Health and Fitness

1.56 Billion Face Masks Will Have Entered Oceans in 2020, According to Report

How do you dispose of your face mask?
IMAGE Unsplash
Comments

We’re in a bit of a pickle here. On one hand, we need a face mask (and plenty of it) to protect ourselves against coronavirus, and wearing one (and more and more) has helped slow COVID-19’s spread, so that’s all good.   

On the other hand, our compliance with the wearing of the face mask every day and always has led to this problem: According to a study by OceansAsia, an estimated 1.56 billion face masks will flood the oceans in 2020.

In February, the marine conservation group already reported “masses of surgical masks washing up on the shoreline” of Soko Islands in Hong Kong, and it appears that amount has ballooned.

View this post on Instagram

A post shared by OceansAsia (@oceansasia)

“The 1.56 billion face masks that will likely enter our oceans in 2020 are just the tip of the iceberg,” says Dr. Teale Phelps Bondaroff, director of research for OceansAsia and lead author of the report. “The 4,680 to 6,240 metric tons of face masks are just a small fraction of the estimated eight to 12 million metric tons of plastic that enter our oceans each year.”

ADVERTISEMENT - CONTINUE READING BELOW

OceansAsia, which released its findings in the study “Masks on the Beach: The Impact of COVID-19 on Marine Plastic Pollution,” stresses how single-use face masks are “difficult to recycle due to both composition and risk of contamination.” Moreover, these masks turn into microplastics and take around 450 years to break down.

CONTINUE READING BELOW
Recommended Videos

“Marine plastic pollution is devastating our oceans,” says Gary Stokes, operations director of OceansAsia. “Plastic pollution kills an estimated 100,000 marine mammals and turtles, over a million seabirds, and even greater numbers of fish, invertebrates, and other animals each year.”

What to do? The study proposes solutions such as the development of sustainable face masks and the improvement of waste management systems, among others, but here’s something easy you can do right now: Wear a reusable face mask.
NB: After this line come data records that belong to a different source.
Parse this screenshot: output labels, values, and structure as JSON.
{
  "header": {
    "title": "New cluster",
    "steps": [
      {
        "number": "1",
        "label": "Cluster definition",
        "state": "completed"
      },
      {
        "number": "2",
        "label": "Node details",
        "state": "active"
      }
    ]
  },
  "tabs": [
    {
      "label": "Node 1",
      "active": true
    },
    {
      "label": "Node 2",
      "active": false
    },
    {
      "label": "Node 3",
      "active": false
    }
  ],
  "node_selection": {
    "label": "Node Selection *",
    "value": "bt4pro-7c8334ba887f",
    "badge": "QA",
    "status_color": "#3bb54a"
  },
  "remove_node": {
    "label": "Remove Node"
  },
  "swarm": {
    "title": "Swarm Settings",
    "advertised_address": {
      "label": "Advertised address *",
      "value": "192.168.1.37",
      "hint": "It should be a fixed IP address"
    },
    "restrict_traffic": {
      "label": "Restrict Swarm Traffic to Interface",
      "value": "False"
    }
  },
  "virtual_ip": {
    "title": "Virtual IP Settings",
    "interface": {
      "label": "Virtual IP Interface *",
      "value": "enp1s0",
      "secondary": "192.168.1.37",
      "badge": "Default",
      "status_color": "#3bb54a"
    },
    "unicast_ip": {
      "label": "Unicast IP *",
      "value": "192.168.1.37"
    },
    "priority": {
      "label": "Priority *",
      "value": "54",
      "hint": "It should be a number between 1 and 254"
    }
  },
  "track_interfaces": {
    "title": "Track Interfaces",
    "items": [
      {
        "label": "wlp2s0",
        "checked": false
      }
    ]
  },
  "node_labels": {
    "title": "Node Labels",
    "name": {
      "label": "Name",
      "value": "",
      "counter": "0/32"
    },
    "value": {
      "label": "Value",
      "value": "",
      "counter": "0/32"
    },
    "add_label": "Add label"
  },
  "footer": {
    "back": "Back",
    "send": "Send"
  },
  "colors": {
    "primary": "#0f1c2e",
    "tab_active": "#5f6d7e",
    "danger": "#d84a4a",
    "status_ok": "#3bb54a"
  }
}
Comments
View More Articles About:
About The Author
Esquire Philippines
View Other Articles From Esquire PH
Comments
Connect With Us